## PROMPT
Print each entry again exactly as written, and keep the pictures out.

## DATA EXTRACTS
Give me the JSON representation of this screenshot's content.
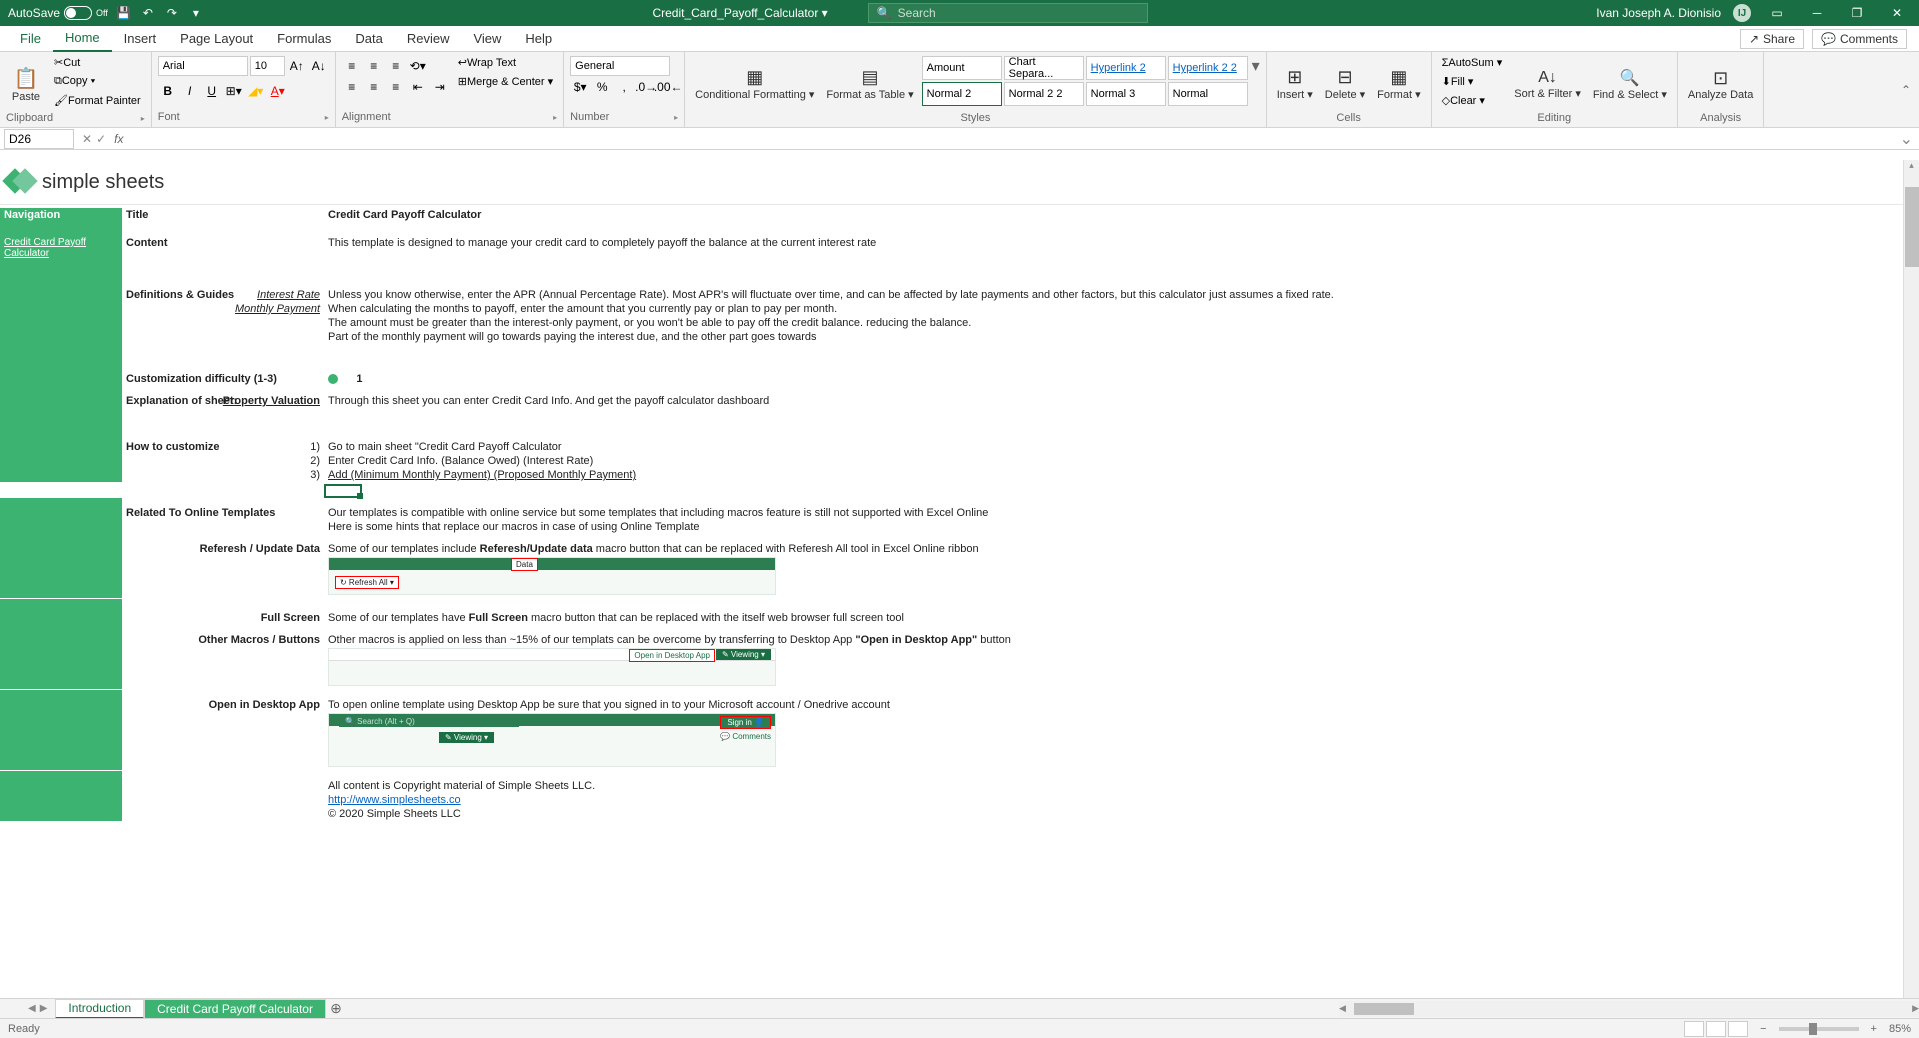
{
  "titlebar": {
    "autosave": "AutoSave",
    "autosave_state": "Off",
    "doc_name": "Credit_Card_Payoff_Calculator ▾",
    "search_placeholder": "Search",
    "username": "Ivan Joseph A. Dionisio",
    "user_initial": "IJ"
  },
  "tabs": {
    "file": "File",
    "home": "Home",
    "insert": "Insert",
    "page_layout": "Page Layout",
    "formulas": "Formulas",
    "data": "Data",
    "review": "Review",
    "view": "View",
    "help": "Help",
    "share": "Share",
    "comments": "Comments"
  },
  "ribbon": {
    "paste": "Paste",
    "cut": "Cut",
    "copy": "Copy ▾",
    "format_painter": "Format Painter",
    "clipboard": "Clipboard",
    "font_name": "Arial",
    "font_size": "10",
    "font": "Font",
    "wrap_text": "Wrap Text",
    "merge_center": "Merge & Center ▾",
    "alignment": "Alignment",
    "num_format": "General",
    "number": "Number",
    "cond_fmt": "Conditional Formatting ▾",
    "fmt_table": "Format as Table ▾",
    "style_amount": "Amount",
    "style_chart": "Chart Separa...",
    "style_hyper2": "Hyperlink 2",
    "style_hyper22": "Hyperlink 2 2",
    "style_normal2": "Normal 2",
    "style_normal22": "Normal 2 2",
    "style_normal3": "Normal 3",
    "style_normal": "Normal",
    "styles": "Styles",
    "insert_btn": "Insert ▾",
    "delete_btn": "Delete ▾",
    "format_btn": "Format ▾",
    "cells": "Cells",
    "autosum": "AutoSum ▾",
    "fill": "Fill ▾",
    "clear": "Clear ▾",
    "sort_filter": "Sort & Filter ▾",
    "find_select": "Find & Select ▾",
    "editing": "Editing",
    "analyze": "Analyze Data",
    "analysis": "Analysis"
  },
  "formula_bar": {
    "cell_ref": "D26",
    "formula": ""
  },
  "sheet": {
    "logo_text": "simple sheets",
    "nav_header": "Navigation",
    "nav_link": "Credit Card Payoff Calculator",
    "title_label": "Title",
    "title_val": "Credit Card Payoff Calculator",
    "content_label": "Content",
    "content_val": "This template is designed to manage your credit card to completely payoff the balance at the current interest rate",
    "defs_label": "Definitions & Guides",
    "interest_rate": "Interest Rate",
    "interest_rate_desc": "Unless you know otherwise, enter the APR (Annual Percentage Rate). Most APR's will fluctuate over time, and can be affected by late payments and other factors, but this calculator just assumes a fixed rate.",
    "monthly_payment": "Monthly Payment",
    "monthly_payment_desc": "When calculating the months to payoff, enter the amount that you currently pay or plan to pay per month.",
    "monthly_note1": "The amount must be greater than the interest-only payment, or you won't be able to pay off the credit balance. reducing the balance.",
    "monthly_note2": "Part of the monthly payment will go towards paying the interest due, and the other part goes towards",
    "cust_diff_label": "Customization difficulty (1-3)",
    "cust_diff_val": "1",
    "explan_label": "Explanation of sheet:",
    "prop_val": "Property Valuation",
    "prop_desc": "Through this sheet you can enter Credit Card Info. And get the payoff calculator dashboard",
    "howto_label": "How to customize",
    "step1_num": "1)",
    "step1": "Go to main sheet \"Credit Card Payoff Calculator",
    "step2_num": "2)",
    "step2": "Enter Credit Card Info. (Balance Owed) (Interest Rate)",
    "step3_num": "3)",
    "step3": "Add (Minimum Monthly Payment) (Proposed Monthly Payment)",
    "related_label": "Related To Online Templates",
    "related_desc": "Our templates is compatible with online service but some templates that including macros feature is still not supported with Excel Online",
    "related_hint": "Here is some hints that replace our macros in case of using Online Template",
    "refresh_label": "Referesh / Update Data",
    "refresh_pre": "Some of our templates include ",
    "refresh_bold": "Referesh/Update data",
    "refresh_post": " macro button that can be replaced with Referesh All tool in Excel Online ribbon",
    "fullscreen_label": "Full Screen",
    "fullscreen_pre": "Some of our templates have ",
    "fullscreen_bold": "Full Screen",
    "fullscreen_post": " macro button that can be replaced with the itself web browser full screen tool",
    "macros_label": "Other Macros / Buttons",
    "macros_pre": "Other macros is applied on less than ~15% of our templats can be overcome by transferring to Desktop App ",
    "macros_bold": "\"Open in Desktop App\"",
    "macros_post": " button",
    "desktop_label": "Open in Desktop App",
    "desktop_desc": "To open online template using Desktop App be sure that you signed in to your Microsoft account / Onedrive account",
    "copyright1": "All content is Copyright material of Simple Sheets LLC.",
    "copyright_link": "http://www.simplesheets.co",
    "copyright2": "© 2020 Simple Sheets LLC"
  },
  "sheet_tabs": {
    "intro": "Introduction",
    "calc": "Credit Card Payoff Calculator"
  },
  "status": {
    "ready": "Ready",
    "zoom": "85%"
  }
}
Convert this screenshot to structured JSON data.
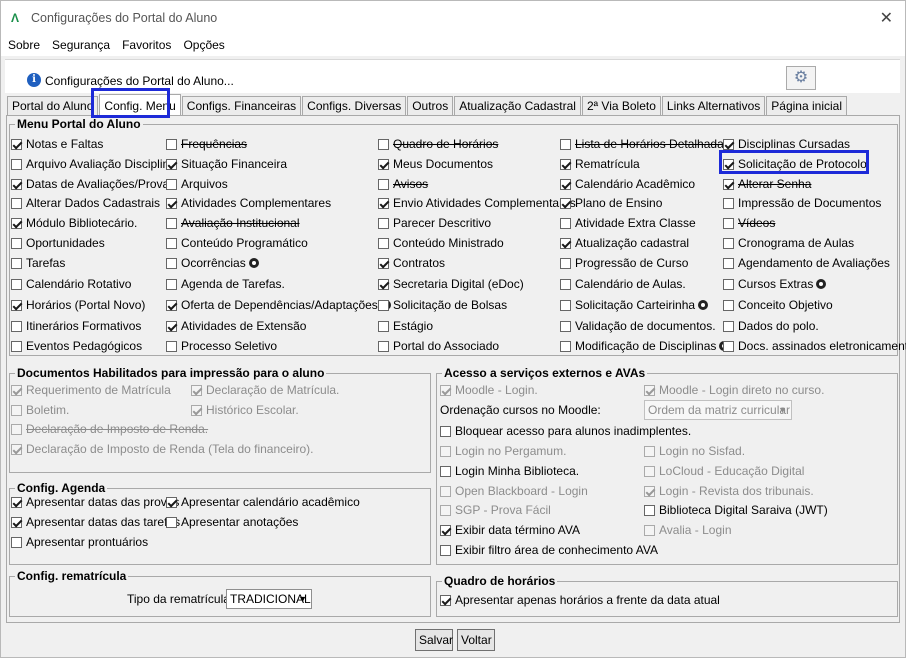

## RESPONSE
Give me the JSON representation of this screenshot's content.
{
  "titlebar": {
    "autosave": "AutoSave",
    "autosave_state": "Off",
    "doc_name": "Credit_Card_Payoff_Calculator ▾",
    "search_placeholder": "Search",
    "username": "Ivan Joseph A. Dionisio",
    "user_initial": "IJ"
  },
  "tabs": {
    "file": "File",
    "home": "Home",
    "insert": "Insert",
    "page_layout": "Page Layout",
    "formulas": "Formulas",
    "data": "Data",
    "review": "Review",
    "view": "View",
    "help": "Help",
    "share": "Share",
    "comments": "Comments"
  },
  "ribbon": {
    "paste": "Paste",
    "cut": "Cut",
    "copy": "Copy ▾",
    "format_painter": "Format Painter",
    "clipboard": "Clipboard",
    "font_name": "Arial",
    "font_size": "10",
    "font": "Font",
    "wrap_text": "Wrap Text",
    "merge_center": "Merge & Center ▾",
    "alignment": "Alignment",
    "num_format": "General",
    "number": "Number",
    "cond_fmt": "Conditional Formatting ▾",
    "fmt_table": "Format as Table ▾",
    "style_amount": "Amount",
    "style_chart": "Chart Separa...",
    "style_hyper2": "Hyperlink 2",
    "style_hyper22": "Hyperlink 2 2",
    "style_normal2": "Normal 2",
    "style_normal22": "Normal 2 2",
    "style_normal3": "Normal 3",
    "style_normal": "Normal",
    "styles": "Styles",
    "insert_btn": "Insert ▾",
    "delete_btn": "Delete ▾",
    "format_btn": "Format ▾",
    "cells": "Cells",
    "autosum": "AutoSum ▾",
    "fill": "Fill ▾",
    "clear": "Clear ▾",
    "sort_filter": "Sort & Filter ▾",
    "find_select": "Find & Select ▾",
    "editing": "Editing",
    "analyze": "Analyze Data",
    "analysis": "Analysis"
  },
  "formula_bar": {
    "cell_ref": "D26",
    "formula": ""
  },
  "sheet": {
    "logo_text": "simple sheets",
    "nav_header": "Navigation",
    "nav_link": "Credit Card Payoff Calculator",
    "title_label": "Title",
    "title_val": "Credit Card Payoff Calculator",
    "content_label": "Content",
    "content_val": "This template is designed to manage your credit card to completely payoff the balance at the current interest rate",
    "defs_label": "Definitions & Guides",
    "interest_rate": "Interest Rate",
    "interest_rate_desc": "Unless you know otherwise, enter the APR (Annual Percentage Rate). Most APR's will fluctuate over time, and can be affected by late payments and other factors, but this calculator just assumes a fixed rate.",
    "monthly_payment": "Monthly Payment",
    "monthly_payment_desc": "When calculating the months to payoff, enter the amount that you currently pay or plan to pay per month.",
    "monthly_note1": "The amount must be greater than the interest-only payment, or you won't be able to pay off the credit balance. reducing the balance.",
    "monthly_note2": "Part of the monthly payment will go towards paying the interest due, and the other part goes towards",
    "cust_diff_label": "Customization difficulty (1-3)",
    "cust_diff_val": "1",
    "explan_label": "Explanation of sheet:",
    "prop_val": "Property Valuation",
    "prop_desc": "Through this sheet you can enter Credit Card Info. And get the payoff calculator dashboard",
    "howto_label": "How to customize",
    "step1_num": "1)",
    "step1": "Go to main sheet \"Credit Card Payoff Calculator",
    "step2_num": "2)",
    "step2": "Enter Credit Card Info. (Balance Owed) (Interest Rate)",
    "step3_num": "3)",
    "step3": "Add (Minimum Monthly Payment) (Proposed Monthly Payment)",
    "related_label": "Related To Online Templates",
    "related_desc": "Our templates is compatible with online service but some templates that including macros feature is still not supported with Excel Online",
    "related_hint": "Here is some hints that replace our macros in case of using Online Template",
    "refresh_label": "Referesh / Update Data",
    "refresh_pre": "Some of our templates include ",
    "refresh_bold": "Referesh/Update data",
    "refresh_post": " macro button that can be replaced with Referesh All tool in Excel Online ribbon",
    "fullscreen_label": "Full Screen",
    "fullscreen_pre": "Some of our templates have ",
    "fullscreen_bold": "Full Screen",
    "fullscreen_post": " macro button that can be replaced with the itself web browser full screen tool",
    "macros_label": "Other Macros / Buttons",
    "macros_pre": "Other macros is applied on less than ~15% of our templats can be overcome by transferring to Desktop App ",
    "macros_bold": "\"Open in Desktop App\"",
    "macros_post": " button",
    "desktop_label": "Open in Desktop App",
    "desktop_desc": "To open online template using Desktop App be sure that you signed in to your Microsoft account / Onedrive account",
    "copyright1": "All content is Copyright material of Simple Sheets LLC.",
    "copyright_link": "http://www.simplesheets.co",
    "copyright2": "© 2020 Simple Sheets LLC"
  },
  "sheet_tabs": {
    "intro": "Introduction",
    "calc": "Credit Card Payoff Calculator"
  },
  "status": {
    "ready": "Ready",
    "zoom": "85%"
  }
}
Convert this screenshot to structured JSON data.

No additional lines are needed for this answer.